The graphics are somewhat more successful in the later parts of the game, offering a welcome bit of diversity when exploring subterranean caverns rather than the similar above-ground tropical environments in the early stages.The cutscenes are done from the same viewpoint “in-engine” and are resoundingly unimpressive, and any time animations are needed beyond the characters walking and talking, the developers simply omit them. For example, at one point our characters dive underwater into an airlock grotto. We do not see this happen, although we are helpfully told by a line of dialogue how “exciting” it was.
The control system is very simple and should be instantly familiar to any adventure gamer. It is entirely point-and-click; a left click sends the character walking to the corresponding area of the screen, and three verbs – examine, talk and interact can be selected from a wheel by holding the button over a hotspot. The game’s menus are also nicely set out, and the save system is very simple and easy to use. There is really only one flaw that lets the interface down: it’s impossible to tell, either graphically or logically, which areas of the screen your character can walk on and which you can’t. One area of sand on the beach looks pretty much the same as as any other, so it’s frustrating to only be able to walk on pre-defined parts, without anything visible to indicate the walkable areas.
There’s no voice acting in Malathedra, and sound effects are sparse, but the game does boast a surprisingly lush score. The downside of this is its tendency to try to imbue even the most inconsequential moments with a tone of epic grandeur or profound mystery. The drama of the score simply doesn’t match up with the pedestrian locations and plain graphics. It ranges from John Williams-style orchestral grandeur to new-agey “mystery” music, but it’s quite transparently done on the cheap with a home computer and some instrument samples. The range of styles, though, speaks well of the composer’s talents.

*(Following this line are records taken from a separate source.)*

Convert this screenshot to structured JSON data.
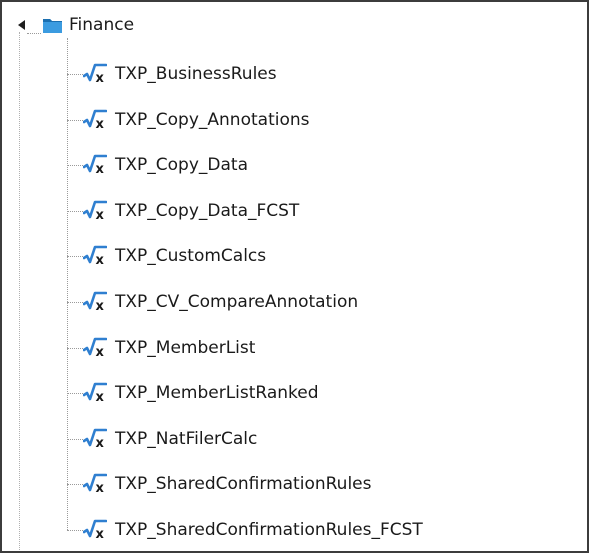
{
  "tree": {
    "root": {
      "label": "Finance",
      "icon": "folder-icon",
      "expanded": true
    },
    "items": [
      {
        "label": "TXP_BusinessRules",
        "icon": "business-rule-icon"
      },
      {
        "label": "TXP_Copy_Annotations",
        "icon": "business-rule-icon"
      },
      {
        "label": "TXP_Copy_Data",
        "icon": "business-rule-icon"
      },
      {
        "label": "TXP_Copy_Data_FCST",
        "icon": "business-rule-icon"
      },
      {
        "label": "TXP_CustomCalcs",
        "icon": "business-rule-icon"
      },
      {
        "label": "TXP_CV_CompareAnnotation",
        "icon": "business-rule-icon"
      },
      {
        "label": "TXP_MemberList",
        "icon": "business-rule-icon"
      },
      {
        "label": "TXP_MemberListRanked",
        "icon": "business-rule-icon"
      },
      {
        "label": "TXP_NatFilerCalc",
        "icon": "business-rule-icon"
      },
      {
        "label": "TXP_SharedConfirmationRules",
        "icon": "business-rule-icon"
      },
      {
        "label": "TXP_SharedConfirmationRules_FCST",
        "icon": "business-rule-icon"
      }
    ]
  },
  "colors": {
    "folder": "#2d8fd5",
    "folder_dark": "#1b6fb0",
    "rule_check": "#2f7fd0",
    "rule_x": "#1a1a1a",
    "text": "#1a1a1a",
    "border": "#3c3c3c"
  }
}
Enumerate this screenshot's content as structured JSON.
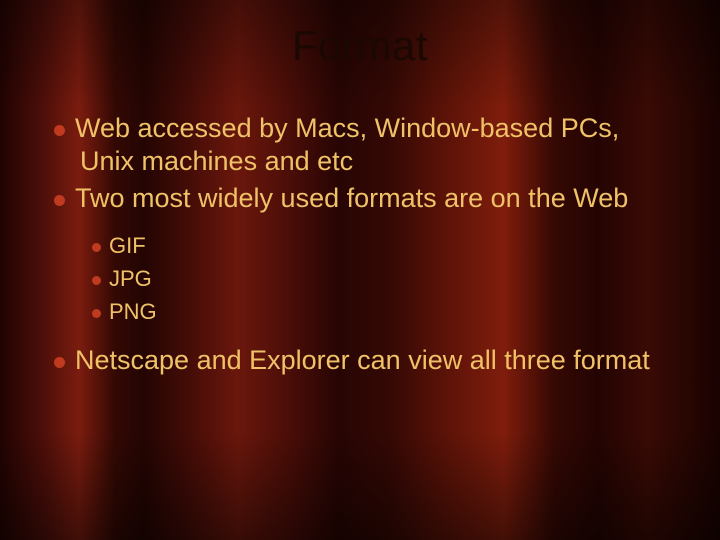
{
  "title": "Format",
  "bullets": {
    "b1": "Web accessed by Macs, Window-based PCs, Unix machines and etc",
    "b2": "Two most widely used formats are on the Web",
    "sub": {
      "s1": "GIF",
      "s2": "JPG",
      "s3": "PNG"
    },
    "b3": "Netscape and Explorer can view all three format"
  }
}
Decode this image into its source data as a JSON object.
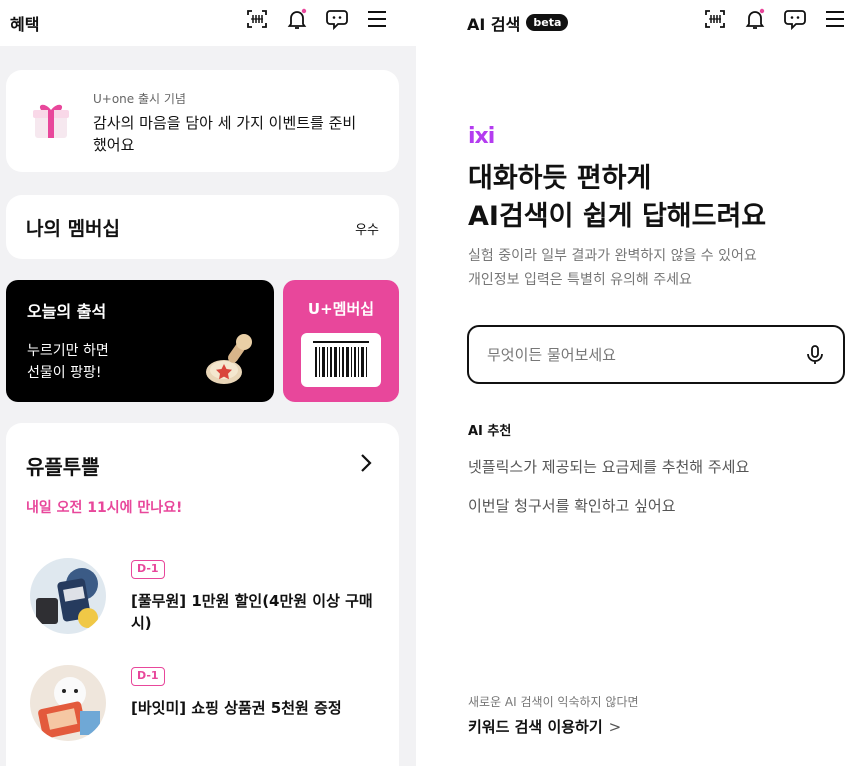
{
  "left": {
    "title": "혜택",
    "event": {
      "small": "U+one 출시 기념",
      "main": "감사의 마음을 담아 세 가지 이벤트를 준비했어요"
    },
    "membership": {
      "title": "나의 멤버십",
      "grade": "우수"
    },
    "attendance": {
      "title": "오늘의 출석",
      "sub_line1": "누르기만 하면",
      "sub_line2": "선물이 팡팡!"
    },
    "uplus_card": {
      "title": "U+멤버십"
    },
    "utp": {
      "title": "유플투쁠",
      "subtitle": "내일 오전 11시에 만나요!",
      "products": [
        {
          "badge": "D-1",
          "title": "[풀무원] 1만원 할인(4만원 이상 구매시)"
        },
        {
          "badge": "D-1",
          "title": "[바잇미] 쇼핑 상품권 5천원 증정"
        }
      ]
    }
  },
  "right": {
    "title": "AI 검색",
    "badge": "beta",
    "logo": "ixi",
    "hero_line1": "대화하듯 편하게",
    "hero_line2": "AI검색이 쉽게 답해드려요",
    "desc_line1": "실험 중이라 일부 결과가 완벽하지 않을 수 있어요",
    "desc_line2": "개인정보 입력은 특별히 유의해 주세요",
    "search": {
      "placeholder": "무엇이든 물어보세요",
      "value": ""
    },
    "recommend_label": "AI 추천",
    "recommendations": [
      "넷플릭스가 제공되는 요금제를 추천해 주세요",
      "이번달 청구서를 확인하고 싶어요"
    ],
    "footer_small": "새로운 AI 검색이 익숙하지 않다면",
    "footer_link": "키워드 검색 이용하기",
    "footer_chevron": ">"
  },
  "icons": [
    "qr-scan-icon",
    "bell-icon",
    "chatbot-icon",
    "menu-icon"
  ],
  "colors": {
    "accent_pink": "#e8479b",
    "ixi_purple": "#b43cf0",
    "notification_dot": "#e8479b",
    "background_gray": "#f2f2f4"
  }
}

Some of these criticisms are completely understandable for an indie developer, but a low budget game needs to compensate for its lesser production values by some combination of great story, an original slant or compelling gameplay, and unfortunately The Lost City of Malathedra offers none of these things. The game is also very short indeed; think three to six hours rather than a full-length game. In fact, from its easy puzzles to minimal dialogue to functional presentation, this leans closer to a casual gaming experience than a full-blown adventure epic, though its gameplay is all very traditional.
With this kind of streamlining of every aspect of Malathedra, there is no reason why the game couldn’t meet with a degree of success on any of the numerous casual gaming portals. However, I can’t see the devoted adventurer wanting to pay twenty bucks for it, particularly when it’s only offered as a download. Not when there are better games available for less, and some even for free. I’ve played many bad games, and let me emphasize that this isn’t one of them. It’s just relentlessly plain, a bit pointless and entirely forgettable. I’d encourage anyone interested to check out the playable demo from the developer’s website, but for most people, there’s reason enough for believing that The Lost City of Malathedra should stay lost.